[App and web page records]
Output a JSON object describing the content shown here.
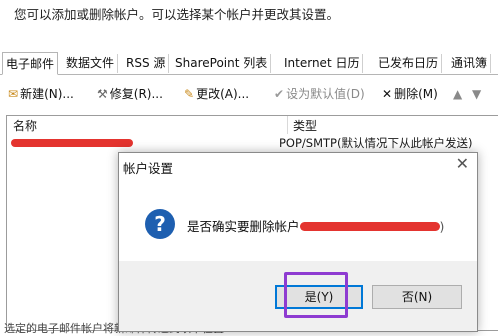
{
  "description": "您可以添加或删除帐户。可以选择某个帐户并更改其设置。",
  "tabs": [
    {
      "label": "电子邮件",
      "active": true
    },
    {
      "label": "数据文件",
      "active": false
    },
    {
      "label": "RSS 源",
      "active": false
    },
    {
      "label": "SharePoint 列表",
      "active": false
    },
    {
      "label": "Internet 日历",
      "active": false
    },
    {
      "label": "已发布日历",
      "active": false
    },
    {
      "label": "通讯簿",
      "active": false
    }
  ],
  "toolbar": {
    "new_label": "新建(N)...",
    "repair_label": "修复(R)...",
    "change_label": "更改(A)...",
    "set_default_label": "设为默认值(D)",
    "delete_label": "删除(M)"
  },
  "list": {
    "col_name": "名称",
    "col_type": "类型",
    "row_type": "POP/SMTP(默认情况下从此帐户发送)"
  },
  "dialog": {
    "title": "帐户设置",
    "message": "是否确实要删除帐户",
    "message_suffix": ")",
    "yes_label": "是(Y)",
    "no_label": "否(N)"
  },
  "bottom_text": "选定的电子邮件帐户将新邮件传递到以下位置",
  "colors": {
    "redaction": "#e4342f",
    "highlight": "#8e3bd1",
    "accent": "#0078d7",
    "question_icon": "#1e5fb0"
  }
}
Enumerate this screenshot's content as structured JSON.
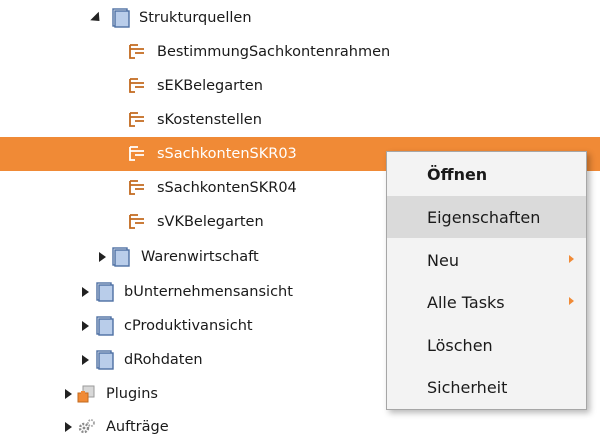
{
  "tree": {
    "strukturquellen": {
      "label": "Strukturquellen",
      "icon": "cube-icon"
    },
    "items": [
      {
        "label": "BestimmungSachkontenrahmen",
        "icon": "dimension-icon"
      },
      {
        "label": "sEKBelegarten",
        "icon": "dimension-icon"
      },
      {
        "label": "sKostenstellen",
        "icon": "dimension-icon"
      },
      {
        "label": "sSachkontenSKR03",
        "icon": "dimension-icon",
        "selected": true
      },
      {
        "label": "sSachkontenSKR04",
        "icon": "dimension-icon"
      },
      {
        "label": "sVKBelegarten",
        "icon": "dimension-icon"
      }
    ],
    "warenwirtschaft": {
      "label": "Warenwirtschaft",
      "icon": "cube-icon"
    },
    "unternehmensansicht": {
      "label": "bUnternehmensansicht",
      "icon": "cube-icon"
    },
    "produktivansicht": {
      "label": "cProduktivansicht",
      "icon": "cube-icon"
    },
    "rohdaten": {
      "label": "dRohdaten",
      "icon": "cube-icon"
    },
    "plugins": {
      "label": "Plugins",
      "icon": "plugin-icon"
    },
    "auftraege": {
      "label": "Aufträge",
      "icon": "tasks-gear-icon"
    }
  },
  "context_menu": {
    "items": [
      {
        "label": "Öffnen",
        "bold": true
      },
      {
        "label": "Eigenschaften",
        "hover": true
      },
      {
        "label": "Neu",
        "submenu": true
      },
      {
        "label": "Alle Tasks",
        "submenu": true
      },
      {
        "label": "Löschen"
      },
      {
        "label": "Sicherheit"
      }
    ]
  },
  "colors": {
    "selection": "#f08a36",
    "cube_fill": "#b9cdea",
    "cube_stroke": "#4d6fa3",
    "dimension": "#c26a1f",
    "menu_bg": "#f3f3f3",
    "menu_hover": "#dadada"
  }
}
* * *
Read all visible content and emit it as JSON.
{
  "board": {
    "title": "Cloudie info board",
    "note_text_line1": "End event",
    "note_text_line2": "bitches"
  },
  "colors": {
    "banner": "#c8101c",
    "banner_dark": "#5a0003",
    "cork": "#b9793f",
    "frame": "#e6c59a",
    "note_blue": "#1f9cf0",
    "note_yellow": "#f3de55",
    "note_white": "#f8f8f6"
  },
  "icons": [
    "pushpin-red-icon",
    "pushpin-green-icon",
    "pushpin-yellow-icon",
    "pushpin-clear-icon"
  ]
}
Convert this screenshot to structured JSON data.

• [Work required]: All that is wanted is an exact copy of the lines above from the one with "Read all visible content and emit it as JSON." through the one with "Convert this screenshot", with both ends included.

• [Answer area]:
Read all visible content and emit it as JSON.
{
  "board": {
    "title": "Cloudie info board",
    "note_text_line1": "End event",
    "note_text_line2": "bitches"
  },
  "colors": {
    "banner": "#c8101c",
    "banner_dark": "#5a0003",
    "cork": "#b9793f",
    "frame": "#e6c59a",
    "note_blue": "#1f9cf0",
    "note_yellow": "#f3de55",
    "note_white": "#f8f8f6"
  },
  "icons": [
    "pushpin-red-icon",
    "pushpin-green-icon",
    "pushpin-yellow-icon",
    "pushpin-clear-icon"
  ]
}
Convert this screenshot to structured JSON data.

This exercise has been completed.